There are a number of factors that can affect how much a GM makes, and salary ranges vary dramatically. For example, former general manager of the Chargers, A.J. Smith was believed to have earned an annual salary of $2.2 million from 2008-2013.
On the other hand, the general manager of the San Francisco Giants, Brian Sabean, recently signed a new contract with the team that will employ him through the end of the 2019 season. The contract is believed to be worth $5-6 million annually.
Vice President – $175,000.00 to $400,000.00 Salary
At this level of seniority within a sports team’s business structure, the responsibilities of a vice-president are very similar to those of VPs in other industries.
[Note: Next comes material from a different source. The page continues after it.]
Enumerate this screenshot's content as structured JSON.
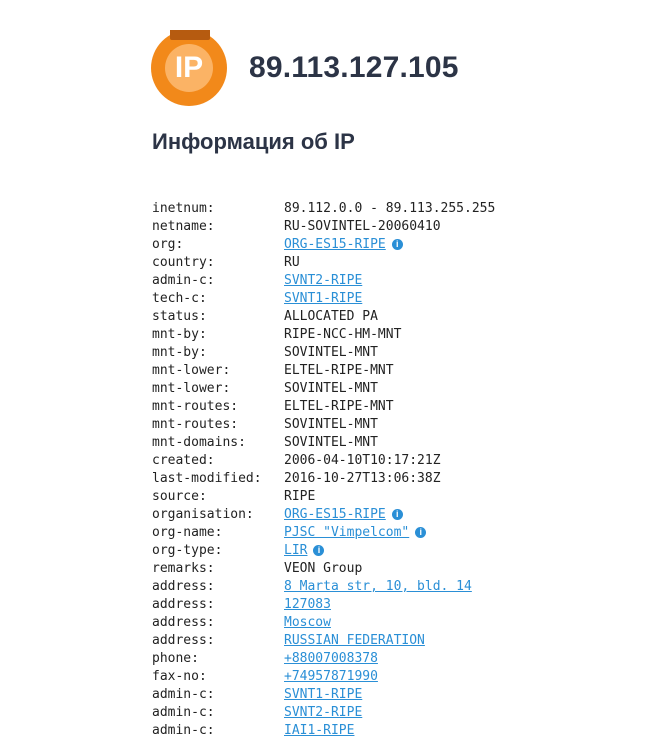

Service line and division vice-presidents tend to be paid more than VPs who manage support services, like business development and marketing.
Vice-presidents involved in legal affairs are paid the most, followed by those in scouting. For example, in 2013, Donald Remy was serving as an executive vice-president for the NCAA with an annual salary of $775,000.00.
While the NCAA is not a professional league, it often serves as a stepping stone for collegiate players who turn pro. However, Remy’s story is the exception, not the rule.
According to the same Turnkey Research study, the average total annual compensation for vice-presidents in major league teams is as follows:
- National Football League VP – $230,000.00
- National Basketball League VP – $155,000.00
- Major League Baseball VP – $165,000.00
- National Hockey League VP – $160,000.00
Director of Scouting – $95,000.00 – $275,000.00
For professional league teams, there are generally two different scouting departments: pro scouting and college scouting. A pro scouting director scouts free agents, upcoming opponents, and pro players whose current contracts with their team are nearly up.
On the flip side of the coin, a director of collegiate scouting receives direct evaluations and reports from traveling scouts. Who travel to review college players’ performances.
In 2012, Damon Oppenheimer was serving as the Scouting Director for the New York Yankees. His total annual compensation was $230,000.00 for the year; however, this is on the high end of the spectrum.
On the lower end are the assistants to the scouting directors. According to Turnkey Research, they earn a median annual salary of $95,000.00 across all five leagues. On the whole, collegiate scouting directors tend to be paid more because of the importance placed on reeling in fresh, young talent.
Account Executive – $35,000.00 – $175,000.00
Account executives are generally in charge of managing ticket sales for a franchise. For example, NFL personal seat licenses can cost as much as $150,000.00. The commissions earned on these sales are significant. Those who are on the lower end of the pay grade tend to be individuals who are not adept at selling.
Wade Martin is a prime example of how successful an account executive can become. He graduated with a bachelor’s degree in sports management and an MBA in 2007. His career with the NFL started when he accepted a corporate account executive position with the Cincinnati Bengals two years later.
Within four years of starting with the Bengals, he had been promoted to assistant director of corporate sales, broadcasting, and marketing. Within the Bengals’ franchise, it is the #2 slot for marketing and sales.
Road Scouts – $40,000.00 – $95,000.00
Road scouts are the gentlemen sitting in the crowd who will often be spotted with a pair of binoculars in one hand and a stopwatch in the other. These individuals are responsible for evaluating an athlete’s skills, fitness levels, and potential for playing professional sports.
An ability to travel is a must, and a scout must have a comprehensive knowledge of the concepts, procedures, and practices associated with a particular sport. The annual pay for a scouting position is primarily dependent upon seniority.